When Brad Pitt’s Plan B Entertainment co-president Jeremy Kleiner approached Nicholas Britell with a promising script, the composer was eager to read it. He had, after all, contributed to the production company’s “The Big Short” and “12 Years a Slave.”

What he read blew him away.

“ ‘Moonlight’ was so incredibly beautiful,” says Britell. “I was completely overwhelmed.”

The film, released by distributor A24, presents a story of a sexually conflicted black man from a rough Miami neighborhood who grows from childhood to adulthood as he struggles with self-discovery.

During their first meeting, “Moonlight” writer/director Barry Jenkins and Britell spent hours discussing film, music, and life.

Britell began the process of scoring “Moonlight” by sending Jenkins an eclectic playlist of music ranging from the Isley Brothers to Mozart, thus highlighting his first takeaway from the script.

“It felt like poetry,” says Britell. “I began thinking, ‘What is the sound of poetry; how would you evoke that musically?’”

Britell gravitated toward the tender nature of piano and violin. A former classical pianist, he performed on the instrument himself, accompanied by violinist Tim Fain, with whom he collaborated on “12 Years a Slave.”

The two experimented with techniques to capture delicate, softer sounds, often playing very close to the mike to create the desired quality.

Noting the script’s Florida setting and Jenkins’ love of Southern hip-hop, Britell found a unique means of incorporating the genre into the classical sounds. For certain sections of the score, he utilized a technique called “chopped and screwed” — slowing the tempo between 60-70 quarter-note beats that, when repeated in a measure, creates a “choppy” effect.

Britell took his recordings, manipulated them with music software, played with octaves and tone, and then layered the revisions to achieve the desired sound.

Alternating between minimal instrumentation and the sounds of a full chamber orchestra, the score came together. Jenkins made periodic visits to Britell’s studio during the process, sitting with the composer and reacting to the score’s emotional impact.

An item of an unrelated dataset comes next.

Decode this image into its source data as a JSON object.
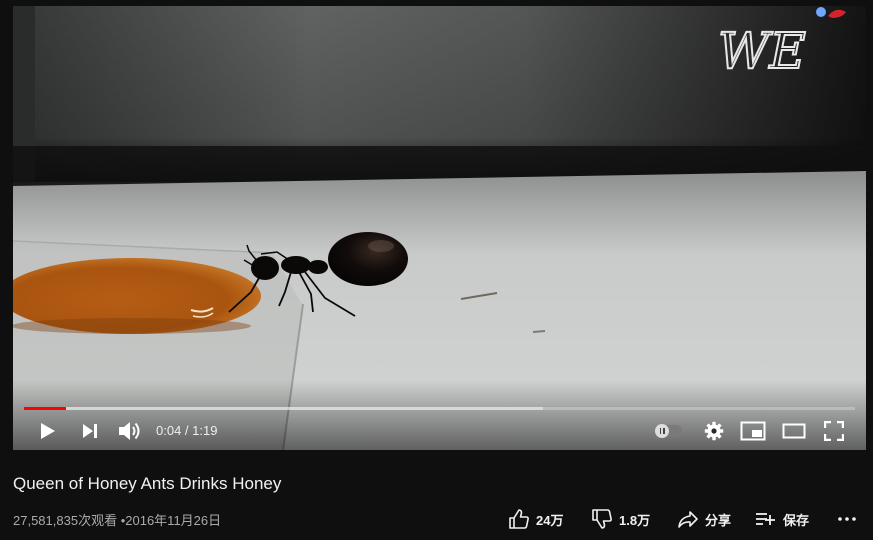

Ultimately, via its own musical divergences, the score delivered a sense of the conflicted character at the center of the film.